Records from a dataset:
# # # #
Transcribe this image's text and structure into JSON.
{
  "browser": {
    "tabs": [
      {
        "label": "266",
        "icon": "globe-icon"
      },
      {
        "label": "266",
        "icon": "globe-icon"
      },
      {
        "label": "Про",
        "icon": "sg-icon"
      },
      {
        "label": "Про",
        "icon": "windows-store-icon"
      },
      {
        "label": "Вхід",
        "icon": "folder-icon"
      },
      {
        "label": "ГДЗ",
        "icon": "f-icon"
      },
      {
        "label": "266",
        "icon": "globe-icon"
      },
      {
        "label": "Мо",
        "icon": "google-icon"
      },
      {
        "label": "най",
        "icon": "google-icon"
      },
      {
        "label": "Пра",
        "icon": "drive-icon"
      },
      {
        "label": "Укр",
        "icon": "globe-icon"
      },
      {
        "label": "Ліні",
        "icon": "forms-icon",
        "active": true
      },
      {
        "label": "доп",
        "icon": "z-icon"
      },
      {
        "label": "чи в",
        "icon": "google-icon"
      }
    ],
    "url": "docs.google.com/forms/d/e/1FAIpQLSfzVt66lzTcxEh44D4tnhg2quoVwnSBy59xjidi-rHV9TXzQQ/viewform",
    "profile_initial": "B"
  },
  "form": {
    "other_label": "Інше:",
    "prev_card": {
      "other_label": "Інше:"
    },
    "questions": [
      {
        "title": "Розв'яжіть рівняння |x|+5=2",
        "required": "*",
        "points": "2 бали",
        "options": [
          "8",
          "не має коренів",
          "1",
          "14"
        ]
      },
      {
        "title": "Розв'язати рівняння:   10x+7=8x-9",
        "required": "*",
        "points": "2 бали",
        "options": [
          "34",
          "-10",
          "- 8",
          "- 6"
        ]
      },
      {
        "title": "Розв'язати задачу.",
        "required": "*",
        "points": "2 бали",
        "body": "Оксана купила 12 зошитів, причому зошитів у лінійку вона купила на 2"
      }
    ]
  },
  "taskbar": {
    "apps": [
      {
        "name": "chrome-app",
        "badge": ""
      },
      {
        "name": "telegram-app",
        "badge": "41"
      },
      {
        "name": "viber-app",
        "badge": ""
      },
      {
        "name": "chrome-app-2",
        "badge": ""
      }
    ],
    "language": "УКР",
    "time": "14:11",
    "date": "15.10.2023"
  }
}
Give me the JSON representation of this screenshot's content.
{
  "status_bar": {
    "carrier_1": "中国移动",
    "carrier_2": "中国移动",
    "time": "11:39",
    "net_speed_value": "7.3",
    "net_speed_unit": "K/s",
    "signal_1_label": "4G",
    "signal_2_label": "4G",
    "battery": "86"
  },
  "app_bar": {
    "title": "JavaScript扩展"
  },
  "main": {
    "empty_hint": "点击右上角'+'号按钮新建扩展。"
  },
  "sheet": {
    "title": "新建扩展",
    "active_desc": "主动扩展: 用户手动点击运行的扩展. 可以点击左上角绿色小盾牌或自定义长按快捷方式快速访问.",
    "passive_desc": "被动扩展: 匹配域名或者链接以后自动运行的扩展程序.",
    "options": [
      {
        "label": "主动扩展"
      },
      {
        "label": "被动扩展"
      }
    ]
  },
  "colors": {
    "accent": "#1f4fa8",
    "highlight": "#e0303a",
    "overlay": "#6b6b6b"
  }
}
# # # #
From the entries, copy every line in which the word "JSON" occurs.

Transcribe this image's text and structure into JSON.
Give me the JSON representation of this screenshot's content.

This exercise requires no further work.